Lifestyle can make a difference in whether someone gets Vascular Dementia or not. Last Friday I went to an Alzheimer's Association workshop in our area. One workshop presenter was a young nurse who when she was only 14 took care of her late Grandmother who had Vascular Dementia. This inspired this young lady to go into nursing and to reflect and research on Vascular Dementia. She said that blood vessel damage to the brain is what causes this disease. One gets this disease by lifestyle choices that might be avoided. She has been losing weight she said.
Here are the lifestyle issues that she said predict who gets Vascular Dementia.
• History of heart attack, strokes or mini strokesI will have been married to my husband twelve years this month. In 2004 he had a heart attack, heart surgery, and contracted type 2 diabetes. He gave up smoking many years ago. He also has had carotid artery surgery shortly after the heart surgery. Hence he was a candidate for Vascular Dementia.
• High cholesterol HD and LDL under 100
• High blood pressure
• Type 2 Diabetes
Many of the above conditions can be avoided with weight loss. I have never smoked, but I have had problems maintaining weight loss and regaining weight. After my husband started going downhill with dementia, he lost weight and I put on weight due to emotional eating. But this has changed recently with my rejoining Weight Watchers. I am determined to have the best possible health in my senior years and to not be one of those 60% of caregivers who die before their loved one with dementia dies. My doctor has been so pleased with my weight loss and the great blood pressure and HD and LDL readings that she wants to see me only twice a year instead of four times a year now.
My diet is certainly going well, but Weight Watchers does emphasize exercise. I am hoping to find time to exercise, but so far the main exercise I can fit into the schedule is yard work. Ugh! Do love to jog, but have been told to only walk now and hubby doesn't feel safe with my walking in our safe neighborhood. When we go to the gym, my husband just watches me. I guess I just have to accept that he will do little exercise there and fit this into my busy schedule of having to do everything, make a living, arrange for taxes, etc. Maybe I can start with a once a week gym visit and spend more time on weeding for exercise.
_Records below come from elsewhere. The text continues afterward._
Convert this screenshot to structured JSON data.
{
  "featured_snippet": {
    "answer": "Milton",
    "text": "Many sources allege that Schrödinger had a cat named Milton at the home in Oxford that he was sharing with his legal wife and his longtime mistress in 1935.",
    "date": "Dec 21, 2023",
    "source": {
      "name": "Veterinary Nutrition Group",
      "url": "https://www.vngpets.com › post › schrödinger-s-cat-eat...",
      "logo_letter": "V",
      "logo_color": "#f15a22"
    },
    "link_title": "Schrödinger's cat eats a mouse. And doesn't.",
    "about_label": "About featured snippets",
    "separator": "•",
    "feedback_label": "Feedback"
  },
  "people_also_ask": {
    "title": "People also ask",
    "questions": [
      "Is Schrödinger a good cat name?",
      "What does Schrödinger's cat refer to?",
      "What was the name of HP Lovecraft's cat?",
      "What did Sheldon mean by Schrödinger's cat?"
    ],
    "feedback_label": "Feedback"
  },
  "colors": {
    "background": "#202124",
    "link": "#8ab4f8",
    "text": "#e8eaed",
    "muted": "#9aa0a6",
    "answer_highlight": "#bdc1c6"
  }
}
Some Alzheimer's and dementias will come until we find cures, but the one we do know about can be avoided early on. We certainly do not need to be the couple where both of us have Vascular Dementia.